_Activity_. Print out every entry, keeping each line identical to the original.

(Website and app data records)
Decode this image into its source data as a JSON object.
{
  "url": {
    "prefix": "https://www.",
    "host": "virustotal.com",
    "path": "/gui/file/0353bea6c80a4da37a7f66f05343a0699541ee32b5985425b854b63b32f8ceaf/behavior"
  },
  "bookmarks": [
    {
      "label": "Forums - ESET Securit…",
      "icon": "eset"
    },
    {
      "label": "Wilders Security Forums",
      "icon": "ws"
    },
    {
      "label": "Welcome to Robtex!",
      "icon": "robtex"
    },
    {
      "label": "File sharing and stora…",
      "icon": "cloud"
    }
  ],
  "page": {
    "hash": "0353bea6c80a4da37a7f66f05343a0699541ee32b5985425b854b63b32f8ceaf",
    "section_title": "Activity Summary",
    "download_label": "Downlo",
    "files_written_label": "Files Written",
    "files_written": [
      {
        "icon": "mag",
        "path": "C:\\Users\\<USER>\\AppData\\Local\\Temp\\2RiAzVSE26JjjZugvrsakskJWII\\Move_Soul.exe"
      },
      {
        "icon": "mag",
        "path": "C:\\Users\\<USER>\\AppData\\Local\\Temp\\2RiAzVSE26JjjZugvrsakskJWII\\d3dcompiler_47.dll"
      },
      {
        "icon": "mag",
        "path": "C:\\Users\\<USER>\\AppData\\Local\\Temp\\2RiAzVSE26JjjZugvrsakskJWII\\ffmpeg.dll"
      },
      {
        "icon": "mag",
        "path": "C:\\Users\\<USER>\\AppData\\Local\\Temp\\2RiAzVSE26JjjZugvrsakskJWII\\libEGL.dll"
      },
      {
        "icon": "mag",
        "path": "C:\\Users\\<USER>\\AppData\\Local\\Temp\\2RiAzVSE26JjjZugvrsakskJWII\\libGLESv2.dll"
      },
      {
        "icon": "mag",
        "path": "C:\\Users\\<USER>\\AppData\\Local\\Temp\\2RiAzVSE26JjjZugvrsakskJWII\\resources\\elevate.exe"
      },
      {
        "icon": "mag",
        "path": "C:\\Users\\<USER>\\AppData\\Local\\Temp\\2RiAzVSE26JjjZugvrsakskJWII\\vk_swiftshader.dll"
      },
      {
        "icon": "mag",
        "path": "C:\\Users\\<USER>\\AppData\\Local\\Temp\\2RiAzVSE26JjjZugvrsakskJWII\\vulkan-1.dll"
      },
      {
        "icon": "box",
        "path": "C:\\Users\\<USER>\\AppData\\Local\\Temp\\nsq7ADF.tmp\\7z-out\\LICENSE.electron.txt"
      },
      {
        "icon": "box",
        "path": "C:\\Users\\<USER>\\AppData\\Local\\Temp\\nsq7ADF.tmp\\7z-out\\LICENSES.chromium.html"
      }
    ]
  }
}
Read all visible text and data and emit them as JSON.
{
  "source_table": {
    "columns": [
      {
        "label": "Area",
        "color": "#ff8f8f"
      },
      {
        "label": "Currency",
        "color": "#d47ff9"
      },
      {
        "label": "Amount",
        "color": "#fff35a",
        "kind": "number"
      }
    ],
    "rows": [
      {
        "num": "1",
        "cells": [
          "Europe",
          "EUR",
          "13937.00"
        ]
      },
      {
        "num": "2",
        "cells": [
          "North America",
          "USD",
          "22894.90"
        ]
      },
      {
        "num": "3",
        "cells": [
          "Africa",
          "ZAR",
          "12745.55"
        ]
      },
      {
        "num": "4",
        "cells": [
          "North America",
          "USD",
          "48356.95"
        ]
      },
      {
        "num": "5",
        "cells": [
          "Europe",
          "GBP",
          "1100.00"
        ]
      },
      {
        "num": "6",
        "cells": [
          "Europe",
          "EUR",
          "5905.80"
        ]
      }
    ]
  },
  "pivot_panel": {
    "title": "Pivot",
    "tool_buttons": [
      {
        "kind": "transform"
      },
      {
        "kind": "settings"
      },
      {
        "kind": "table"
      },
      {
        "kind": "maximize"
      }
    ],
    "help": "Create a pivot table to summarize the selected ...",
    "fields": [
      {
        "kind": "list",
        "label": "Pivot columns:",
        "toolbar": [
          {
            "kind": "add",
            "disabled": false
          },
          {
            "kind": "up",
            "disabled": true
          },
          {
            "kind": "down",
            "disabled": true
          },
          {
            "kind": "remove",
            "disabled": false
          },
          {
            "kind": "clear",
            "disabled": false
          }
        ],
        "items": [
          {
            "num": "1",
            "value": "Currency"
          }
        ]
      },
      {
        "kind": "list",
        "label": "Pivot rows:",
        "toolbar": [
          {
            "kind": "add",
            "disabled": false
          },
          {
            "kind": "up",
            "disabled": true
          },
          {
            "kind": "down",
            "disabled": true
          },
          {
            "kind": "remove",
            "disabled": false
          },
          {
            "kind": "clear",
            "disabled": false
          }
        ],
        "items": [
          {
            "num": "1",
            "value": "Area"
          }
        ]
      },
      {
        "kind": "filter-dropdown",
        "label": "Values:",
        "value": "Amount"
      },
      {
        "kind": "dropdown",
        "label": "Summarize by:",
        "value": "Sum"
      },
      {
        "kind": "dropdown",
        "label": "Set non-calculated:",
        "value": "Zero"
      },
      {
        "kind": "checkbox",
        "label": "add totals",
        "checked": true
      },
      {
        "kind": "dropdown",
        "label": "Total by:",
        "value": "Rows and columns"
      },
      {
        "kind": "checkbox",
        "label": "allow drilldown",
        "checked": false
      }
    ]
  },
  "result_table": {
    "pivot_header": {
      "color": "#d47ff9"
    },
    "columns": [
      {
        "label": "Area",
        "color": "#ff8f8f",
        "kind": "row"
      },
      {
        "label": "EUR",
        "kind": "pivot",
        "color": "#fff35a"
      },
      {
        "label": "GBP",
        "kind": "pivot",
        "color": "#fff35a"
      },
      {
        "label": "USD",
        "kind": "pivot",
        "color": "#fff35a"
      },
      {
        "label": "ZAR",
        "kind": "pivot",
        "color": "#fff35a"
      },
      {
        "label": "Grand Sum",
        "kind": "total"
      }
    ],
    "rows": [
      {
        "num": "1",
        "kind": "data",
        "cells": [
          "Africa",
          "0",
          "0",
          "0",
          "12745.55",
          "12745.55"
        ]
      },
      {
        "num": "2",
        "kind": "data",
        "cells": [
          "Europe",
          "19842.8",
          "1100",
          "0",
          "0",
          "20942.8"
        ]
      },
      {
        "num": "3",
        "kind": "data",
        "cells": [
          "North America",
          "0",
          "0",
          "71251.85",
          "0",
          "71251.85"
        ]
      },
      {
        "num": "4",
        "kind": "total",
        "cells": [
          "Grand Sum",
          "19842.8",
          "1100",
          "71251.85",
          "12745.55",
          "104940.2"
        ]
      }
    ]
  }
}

_The answer_.
Decode this image into its source data as a JSON object.
{
  "url": {
    "prefix": "https://www.",
    "host": "virustotal.com",
    "path": "/gui/file/0353bea6c80a4da37a7f66f05343a0699541ee32b5985425b854b63b32f8ceaf/behavior"
  },
  "bookmarks": [
    {
      "label": "Forums - ESET Securit…",
      "icon": "eset"
    },
    {
      "label": "Wilders Security Forums",
      "icon": "ws"
    },
    {
      "label": "Welcome to Robtex!",
      "icon": "robtex"
    },
    {
      "label": "File sharing and stora…",
      "icon": "cloud"
    }
  ],
  "page": {
    "hash": "0353bea6c80a4da37a7f66f05343a0699541ee32b5985425b854b63b32f8ceaf",
    "section_title": "Activity Summary",
    "download_label": "Downlo",
    "files_written_label": "Files Written",
    "files_written": [
      {
        "icon": "mag",
        "path": "C:\\Users\\<USER>\\AppData\\Local\\Temp\\2RiAzVSE26JjjZugvrsakskJWII\\Move_Soul.exe"
      },
      {
        "icon": "mag",
        "path": "C:\\Users\\<USER>\\AppData\\Local\\Temp\\2RiAzVSE26JjjZugvrsakskJWII\\d3dcompiler_47.dll"
      },
      {
        "icon": "mag",
        "path": "C:\\Users\\<USER>\\AppData\\Local\\Temp\\2RiAzVSE26JjjZugvrsakskJWII\\ffmpeg.dll"
      },
      {
        "icon": "mag",
        "path": "C:\\Users\\<USER>\\AppData\\Local\\Temp\\2RiAzVSE26JjjZugvrsakskJWII\\libEGL.dll"
      },
      {
        "icon": "mag",
        "path": "C:\\Users\\<USER>\\AppData\\Local\\Temp\\2RiAzVSE26JjjZugvrsakskJWII\\libGLESv2.dll"
      },
      {
        "icon": "mag",
        "path": "C:\\Users\\<USER>\\AppData\\Local\\Temp\\2RiAzVSE26JjjZugvrsakskJWII\\resources\\elevate.exe"
      },
      {
        "icon": "mag",
        "path": "C:\\Users\\<USER>\\AppData\\Local\\Temp\\2RiAzVSE26JjjZugvrsakskJWII\\vk_swiftshader.dll"
      },
      {
        "icon": "mag",
        "path": "C:\\Users\\<USER>\\AppData\\Local\\Temp\\2RiAzVSE26JjjZugvrsakskJWII\\vulkan-1.dll"
      },
      {
        "icon": "box",
        "path": "C:\\Users\\<USER>\\AppData\\Local\\Temp\\nsq7ADF.tmp\\7z-out\\LICENSE.electron.txt"
      },
      {
        "icon": "box",
        "path": "C:\\Users\\<USER>\\AppData\\Local\\Temp\\nsq7ADF.tmp\\7z-out\\LICENSES.chromium.html"
      }
    ]
  }
}
Read all visible text and data and emit them as JSON.
{
  "source_table": {
    "columns": [
      {
        "label": "Area",
        "color": "#ff8f8f"
      },
      {
        "label": "Currency",
        "color": "#d47ff9"
      },
      {
        "label": "Amount",
        "color": "#fff35a",
        "kind": "number"
      }
    ],
    "rows": [
      {
        "num": "1",
        "cells": [
          "Europe",
          "EUR",
          "13937.00"
        ]
      },
      {
        "num": "2",
        "cells": [
          "North America",
          "USD",
          "22894.90"
        ]
      },
      {
        "num": "3",
        "cells": [
          "Africa",
          "ZAR",
          "12745.55"
        ]
      },
      {
        "num": "4",
        "cells": [
          "North America",
          "USD",
          "48356.95"
        ]
      },
      {
        "num": "5",
        "cells": [
          "Europe",
          "GBP",
          "1100.00"
        ]
      },
      {
        "num": "6",
        "cells": [
          "Europe",
          "EUR",
          "5905.80"
        ]
      }
    ]
  },
  "pivot_panel": {
    "title": "Pivot",
    "tool_buttons": [
      {
        "kind": "transform"
      },
      {
        "kind": "settings"
      },
      {
        "kind": "table"
      },
      {
        "kind": "maximize"
      }
    ],
    "help": "Create a pivot table to summarize the selected ...",
    "fields": [
      {
        "kind": "list",
        "label": "Pivot columns:",
        "toolbar": [
          {
            "kind": "add",
            "disabled": false
          },
          {
            "kind": "up",
            "disabled": true
          },
          {
            "kind": "down",
            "disabled": true
          },
          {
            "kind": "remove",
            "disabled": false
          },
          {
            "kind": "clear",
            "disabled": false
          }
        ],
        "items": [
          {
            "num": "1",
            "value": "Currency"
          }
        ]
      },
      {
        "kind": "list",
        "label": "Pivot rows:",
        "toolbar": [
          {
            "kind": "add",
            "disabled": false
          },
          {
            "kind": "up",
            "disabled": true
          },
          {
            "kind": "down",
            "disabled": true
          },
          {
            "kind": "remove",
            "disabled": false
          },
          {
            "kind": "clear",
            "disabled": false
          }
        ],
        "items": [
          {
            "num": "1",
            "value": "Area"
          }
        ]
      },
      {
        "kind": "filter-dropdown",
        "label": "Values:",
        "value": "Amount"
      },
      {
        "kind": "dropdown",
        "label": "Summarize by:",
        "value": "Sum"
      },
      {
        "kind": "dropdown",
        "label": "Set non-calculated:",
        "value": "Zero"
      },
      {
        "kind": "checkbox",
        "label": "add totals",
        "checked": true
      },
      {
        "kind": "dropdown",
        "label": "Total by:",
        "value": "Rows and columns"
      },
      {
        "kind": "checkbox",
        "label": "allow drilldown",
        "checked": false
      }
    ]
  },
  "result_table": {
    "pivot_header": {
      "color": "#d47ff9"
    },
    "columns": [
      {
        "label": "Area",
        "color": "#ff8f8f",
        "kind": "row"
      },
      {
        "label": "EUR",
        "kind": "pivot",
        "color": "#fff35a"
      },
      {
        "label": "GBP",
        "kind": "pivot",
        "color": "#fff35a"
      },
      {
        "label": "USD",
        "kind": "pivot",
        "color": "#fff35a"
      },
      {
        "label": "ZAR",
        "kind": "pivot",
        "color": "#fff35a"
      },
      {
        "label": "Grand Sum",
        "kind": "total"
      }
    ],
    "rows": [
      {
        "num": "1",
        "kind": "data",
        "cells": [
          "Africa",
          "0",
          "0",
          "0",
          "12745.55",
          "12745.55"
        ]
      },
      {
        "num": "2",
        "kind": "data",
        "cells": [
          "Europe",
          "19842.8",
          "1100",
          "0",
          "0",
          "20942.8"
        ]
      },
      {
        "num": "3",
        "kind": "data",
        "cells": [
          "North America",
          "0",
          "0",
          "71251.85",
          "0",
          "71251.85"
        ]
      },
      {
        "num": "4",
        "kind": "total",
        "cells": [
          "Grand Sum",
          "19842.8",
          "1100",
          "71251.85",
          "12745.55",
          "104940.2"
        ]
      }
    ]
  }
}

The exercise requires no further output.